Data to process Start Marker
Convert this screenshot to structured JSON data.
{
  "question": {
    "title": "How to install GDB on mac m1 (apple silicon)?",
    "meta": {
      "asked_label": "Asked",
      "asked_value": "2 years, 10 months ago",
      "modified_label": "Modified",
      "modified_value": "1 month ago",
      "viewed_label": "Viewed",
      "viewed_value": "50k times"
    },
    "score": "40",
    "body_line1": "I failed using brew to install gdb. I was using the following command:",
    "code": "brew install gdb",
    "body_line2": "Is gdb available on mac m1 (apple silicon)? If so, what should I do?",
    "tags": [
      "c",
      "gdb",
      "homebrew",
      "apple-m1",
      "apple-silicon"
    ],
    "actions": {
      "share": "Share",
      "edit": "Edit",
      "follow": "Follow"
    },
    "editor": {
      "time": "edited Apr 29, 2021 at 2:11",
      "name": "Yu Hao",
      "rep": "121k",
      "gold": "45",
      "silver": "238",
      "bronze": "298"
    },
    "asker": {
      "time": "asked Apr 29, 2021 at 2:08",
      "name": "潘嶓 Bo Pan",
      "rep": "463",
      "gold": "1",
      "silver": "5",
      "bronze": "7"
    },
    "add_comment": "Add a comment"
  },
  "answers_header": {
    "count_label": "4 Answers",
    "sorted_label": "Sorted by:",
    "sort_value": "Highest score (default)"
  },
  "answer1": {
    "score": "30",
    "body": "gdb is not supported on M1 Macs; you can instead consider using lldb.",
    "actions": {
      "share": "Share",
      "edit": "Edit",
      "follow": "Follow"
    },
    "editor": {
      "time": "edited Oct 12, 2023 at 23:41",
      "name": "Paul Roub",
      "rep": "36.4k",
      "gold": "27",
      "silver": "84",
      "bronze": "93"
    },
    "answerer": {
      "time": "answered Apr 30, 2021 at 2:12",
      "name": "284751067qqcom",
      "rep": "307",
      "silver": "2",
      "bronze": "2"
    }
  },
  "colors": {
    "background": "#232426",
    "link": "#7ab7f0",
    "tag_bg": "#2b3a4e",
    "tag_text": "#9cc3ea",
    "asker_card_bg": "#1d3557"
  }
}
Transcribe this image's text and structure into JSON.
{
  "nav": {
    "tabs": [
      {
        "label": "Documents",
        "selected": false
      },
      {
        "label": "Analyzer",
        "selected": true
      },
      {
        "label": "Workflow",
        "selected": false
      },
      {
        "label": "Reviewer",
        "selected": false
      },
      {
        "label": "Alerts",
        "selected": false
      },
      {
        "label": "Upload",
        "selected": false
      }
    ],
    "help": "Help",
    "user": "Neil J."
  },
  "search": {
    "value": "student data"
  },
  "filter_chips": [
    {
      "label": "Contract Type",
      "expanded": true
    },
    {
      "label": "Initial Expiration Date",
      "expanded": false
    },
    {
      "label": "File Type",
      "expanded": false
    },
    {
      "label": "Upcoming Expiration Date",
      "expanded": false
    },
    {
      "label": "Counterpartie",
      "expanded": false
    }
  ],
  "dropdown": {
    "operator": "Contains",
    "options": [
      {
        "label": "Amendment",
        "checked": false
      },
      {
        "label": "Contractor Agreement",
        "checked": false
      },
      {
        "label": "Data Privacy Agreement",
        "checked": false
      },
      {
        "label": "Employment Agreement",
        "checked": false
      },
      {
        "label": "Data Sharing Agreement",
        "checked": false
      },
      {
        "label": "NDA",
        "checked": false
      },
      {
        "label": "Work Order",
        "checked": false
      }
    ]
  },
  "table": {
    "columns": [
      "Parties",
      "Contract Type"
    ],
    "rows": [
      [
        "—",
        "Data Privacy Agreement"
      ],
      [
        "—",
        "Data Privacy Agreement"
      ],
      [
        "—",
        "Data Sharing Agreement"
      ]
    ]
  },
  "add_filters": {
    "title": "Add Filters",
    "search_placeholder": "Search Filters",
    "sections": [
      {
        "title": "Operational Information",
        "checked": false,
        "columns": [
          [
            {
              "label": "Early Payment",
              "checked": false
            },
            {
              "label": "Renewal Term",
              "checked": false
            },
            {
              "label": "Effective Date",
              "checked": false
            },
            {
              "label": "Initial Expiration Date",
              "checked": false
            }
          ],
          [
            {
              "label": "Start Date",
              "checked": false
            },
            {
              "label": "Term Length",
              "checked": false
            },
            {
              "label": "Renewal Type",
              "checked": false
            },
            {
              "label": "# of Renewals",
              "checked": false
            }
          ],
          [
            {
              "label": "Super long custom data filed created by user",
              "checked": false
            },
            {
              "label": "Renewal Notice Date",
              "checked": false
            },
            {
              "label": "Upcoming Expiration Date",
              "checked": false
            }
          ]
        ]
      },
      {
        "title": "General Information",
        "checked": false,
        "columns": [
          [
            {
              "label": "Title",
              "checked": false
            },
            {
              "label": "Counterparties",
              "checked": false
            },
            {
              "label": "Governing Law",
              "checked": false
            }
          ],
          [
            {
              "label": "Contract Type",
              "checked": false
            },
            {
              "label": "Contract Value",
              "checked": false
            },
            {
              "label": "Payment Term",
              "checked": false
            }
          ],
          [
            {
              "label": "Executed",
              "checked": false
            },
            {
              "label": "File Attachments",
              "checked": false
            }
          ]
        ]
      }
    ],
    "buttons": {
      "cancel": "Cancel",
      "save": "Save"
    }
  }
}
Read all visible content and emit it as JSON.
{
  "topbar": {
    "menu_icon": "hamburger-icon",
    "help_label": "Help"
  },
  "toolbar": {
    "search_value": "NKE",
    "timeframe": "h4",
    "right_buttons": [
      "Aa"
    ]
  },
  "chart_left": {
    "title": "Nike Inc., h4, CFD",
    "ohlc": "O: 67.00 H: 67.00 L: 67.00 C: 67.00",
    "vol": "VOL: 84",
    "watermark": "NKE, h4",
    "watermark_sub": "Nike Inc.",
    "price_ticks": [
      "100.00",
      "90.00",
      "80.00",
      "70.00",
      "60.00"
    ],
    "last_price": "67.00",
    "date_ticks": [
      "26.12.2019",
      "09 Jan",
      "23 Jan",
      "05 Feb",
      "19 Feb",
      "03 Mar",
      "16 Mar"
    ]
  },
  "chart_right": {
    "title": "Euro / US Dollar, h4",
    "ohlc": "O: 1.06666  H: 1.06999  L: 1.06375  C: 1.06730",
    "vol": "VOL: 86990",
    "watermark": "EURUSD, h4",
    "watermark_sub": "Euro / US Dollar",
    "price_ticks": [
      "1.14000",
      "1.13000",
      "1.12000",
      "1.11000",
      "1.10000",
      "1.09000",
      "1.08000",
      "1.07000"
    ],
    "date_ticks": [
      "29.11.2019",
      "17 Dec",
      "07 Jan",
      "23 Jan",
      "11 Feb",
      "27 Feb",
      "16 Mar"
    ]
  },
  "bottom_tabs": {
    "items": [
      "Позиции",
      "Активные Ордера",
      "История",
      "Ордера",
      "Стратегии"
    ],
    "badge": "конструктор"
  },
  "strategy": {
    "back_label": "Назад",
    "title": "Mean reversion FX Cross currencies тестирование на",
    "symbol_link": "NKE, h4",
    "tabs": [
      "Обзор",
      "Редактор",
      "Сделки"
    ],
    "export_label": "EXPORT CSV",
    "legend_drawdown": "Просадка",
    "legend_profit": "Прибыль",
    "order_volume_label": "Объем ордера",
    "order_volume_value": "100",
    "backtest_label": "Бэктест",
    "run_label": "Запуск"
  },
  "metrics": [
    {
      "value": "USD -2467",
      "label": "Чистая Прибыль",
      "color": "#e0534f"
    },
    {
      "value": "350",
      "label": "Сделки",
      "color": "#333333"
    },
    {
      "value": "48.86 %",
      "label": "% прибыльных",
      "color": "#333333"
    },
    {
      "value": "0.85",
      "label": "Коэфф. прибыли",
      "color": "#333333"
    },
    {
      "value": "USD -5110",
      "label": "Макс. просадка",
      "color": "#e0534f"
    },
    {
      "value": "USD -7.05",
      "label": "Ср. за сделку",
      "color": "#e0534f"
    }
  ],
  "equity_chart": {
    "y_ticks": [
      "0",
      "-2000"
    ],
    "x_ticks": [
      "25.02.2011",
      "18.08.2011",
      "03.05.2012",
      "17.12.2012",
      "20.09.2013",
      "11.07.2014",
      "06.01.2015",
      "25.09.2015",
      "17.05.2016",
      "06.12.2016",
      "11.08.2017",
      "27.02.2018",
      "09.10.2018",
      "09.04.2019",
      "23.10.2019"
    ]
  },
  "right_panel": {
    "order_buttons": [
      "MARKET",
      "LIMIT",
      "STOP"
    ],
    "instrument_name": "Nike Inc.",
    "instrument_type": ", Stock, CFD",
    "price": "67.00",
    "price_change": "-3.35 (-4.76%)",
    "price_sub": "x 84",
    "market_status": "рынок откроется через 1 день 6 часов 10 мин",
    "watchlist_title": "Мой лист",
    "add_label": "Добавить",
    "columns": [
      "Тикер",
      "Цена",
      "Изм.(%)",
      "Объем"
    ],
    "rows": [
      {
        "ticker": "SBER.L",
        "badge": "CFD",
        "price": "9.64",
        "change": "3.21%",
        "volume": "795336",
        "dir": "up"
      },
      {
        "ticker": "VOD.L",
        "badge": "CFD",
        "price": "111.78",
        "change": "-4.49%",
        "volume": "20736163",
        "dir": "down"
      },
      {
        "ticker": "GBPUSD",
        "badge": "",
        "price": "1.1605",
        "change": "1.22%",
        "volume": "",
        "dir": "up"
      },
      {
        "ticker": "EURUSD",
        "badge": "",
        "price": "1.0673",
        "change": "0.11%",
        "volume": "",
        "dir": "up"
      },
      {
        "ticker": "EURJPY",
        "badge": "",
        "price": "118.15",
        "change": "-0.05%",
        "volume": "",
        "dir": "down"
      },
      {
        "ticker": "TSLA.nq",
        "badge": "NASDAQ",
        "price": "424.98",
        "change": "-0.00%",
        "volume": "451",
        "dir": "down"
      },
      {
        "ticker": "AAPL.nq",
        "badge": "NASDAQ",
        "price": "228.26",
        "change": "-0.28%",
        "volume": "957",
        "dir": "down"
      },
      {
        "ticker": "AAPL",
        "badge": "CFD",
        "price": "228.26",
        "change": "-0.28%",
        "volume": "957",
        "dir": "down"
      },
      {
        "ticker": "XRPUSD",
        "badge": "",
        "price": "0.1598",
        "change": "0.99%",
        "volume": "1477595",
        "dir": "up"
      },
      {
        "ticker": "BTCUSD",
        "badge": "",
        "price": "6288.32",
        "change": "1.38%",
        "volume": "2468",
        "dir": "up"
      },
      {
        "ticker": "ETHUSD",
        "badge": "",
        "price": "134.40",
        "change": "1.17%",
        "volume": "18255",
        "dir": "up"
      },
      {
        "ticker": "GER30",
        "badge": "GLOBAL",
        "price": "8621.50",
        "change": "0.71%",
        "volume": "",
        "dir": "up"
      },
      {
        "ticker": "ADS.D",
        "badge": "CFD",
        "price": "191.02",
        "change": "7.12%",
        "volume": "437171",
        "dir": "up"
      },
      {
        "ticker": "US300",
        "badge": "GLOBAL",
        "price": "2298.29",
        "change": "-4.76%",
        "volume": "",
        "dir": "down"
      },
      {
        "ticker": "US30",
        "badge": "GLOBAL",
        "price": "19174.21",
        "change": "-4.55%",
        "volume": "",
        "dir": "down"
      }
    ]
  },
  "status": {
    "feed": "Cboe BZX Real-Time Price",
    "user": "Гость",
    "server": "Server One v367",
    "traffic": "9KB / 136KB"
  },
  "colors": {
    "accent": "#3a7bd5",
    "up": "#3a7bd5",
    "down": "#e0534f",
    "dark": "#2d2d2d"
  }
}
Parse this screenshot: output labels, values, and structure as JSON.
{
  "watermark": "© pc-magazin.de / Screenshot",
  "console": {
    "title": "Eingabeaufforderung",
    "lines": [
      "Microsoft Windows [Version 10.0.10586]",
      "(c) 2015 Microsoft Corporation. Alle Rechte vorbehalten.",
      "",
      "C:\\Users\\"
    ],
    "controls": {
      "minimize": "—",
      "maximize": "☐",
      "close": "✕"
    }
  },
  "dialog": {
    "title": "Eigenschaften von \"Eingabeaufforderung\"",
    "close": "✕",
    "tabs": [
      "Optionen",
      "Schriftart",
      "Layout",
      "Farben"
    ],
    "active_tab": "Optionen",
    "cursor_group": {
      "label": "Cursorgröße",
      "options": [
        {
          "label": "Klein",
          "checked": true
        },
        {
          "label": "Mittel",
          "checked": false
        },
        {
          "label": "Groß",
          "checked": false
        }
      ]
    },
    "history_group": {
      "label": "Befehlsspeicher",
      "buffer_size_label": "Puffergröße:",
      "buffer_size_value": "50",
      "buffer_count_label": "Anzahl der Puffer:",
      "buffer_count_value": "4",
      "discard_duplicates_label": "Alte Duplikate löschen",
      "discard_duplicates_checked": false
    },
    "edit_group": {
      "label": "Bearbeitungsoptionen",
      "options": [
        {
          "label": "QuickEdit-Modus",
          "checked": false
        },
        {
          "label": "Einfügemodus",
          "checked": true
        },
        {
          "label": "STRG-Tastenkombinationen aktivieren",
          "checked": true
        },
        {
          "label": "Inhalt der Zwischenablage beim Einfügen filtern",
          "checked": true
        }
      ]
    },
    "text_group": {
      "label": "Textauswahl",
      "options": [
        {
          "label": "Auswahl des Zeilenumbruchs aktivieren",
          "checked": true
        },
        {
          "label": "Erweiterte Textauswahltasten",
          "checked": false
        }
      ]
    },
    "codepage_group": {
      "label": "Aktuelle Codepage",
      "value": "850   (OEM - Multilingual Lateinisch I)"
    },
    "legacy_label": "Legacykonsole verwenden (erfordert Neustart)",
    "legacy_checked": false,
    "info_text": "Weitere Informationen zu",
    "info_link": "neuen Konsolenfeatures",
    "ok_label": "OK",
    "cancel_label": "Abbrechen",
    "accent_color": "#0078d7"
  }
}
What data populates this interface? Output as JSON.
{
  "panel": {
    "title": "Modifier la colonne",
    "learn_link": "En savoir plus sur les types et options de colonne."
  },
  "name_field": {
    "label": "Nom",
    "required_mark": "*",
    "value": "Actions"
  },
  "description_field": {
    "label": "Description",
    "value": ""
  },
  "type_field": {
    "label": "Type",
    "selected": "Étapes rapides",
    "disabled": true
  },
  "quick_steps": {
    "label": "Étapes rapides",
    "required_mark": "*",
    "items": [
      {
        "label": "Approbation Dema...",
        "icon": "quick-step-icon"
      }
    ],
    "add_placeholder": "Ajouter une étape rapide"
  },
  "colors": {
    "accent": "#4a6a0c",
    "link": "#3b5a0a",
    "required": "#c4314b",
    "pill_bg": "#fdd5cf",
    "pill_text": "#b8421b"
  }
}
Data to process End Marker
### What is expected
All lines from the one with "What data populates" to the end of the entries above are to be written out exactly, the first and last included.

### Task result
What data populates this interface? Output as JSON.
{
  "panel": {
    "title": "Modifier la colonne",
    "learn_link": "En savoir plus sur les types et options de colonne."
  },
  "name_field": {
    "label": "Nom",
    "required_mark": "*",
    "value": "Actions"
  },
  "description_field": {
    "label": "Description",
    "value": ""
  },
  "type_field": {
    "label": "Type",
    "selected": "Étapes rapides",
    "disabled": true
  },
  "quick_steps": {
    "label": "Étapes rapides",
    "required_mark": "*",
    "items": [
      {
        "label": "Approbation Dema...",
        "icon": "quick-step-icon"
      }
    ],
    "add_placeholder": "Ajouter une étape rapide"
  },
  "colors": {
    "accent": "#4a6a0c",
    "link": "#3b5a0a",
    "required": "#c4314b",
    "pill_bg": "#fdd5cf",
    "pill_text": "#b8421b"
  }
}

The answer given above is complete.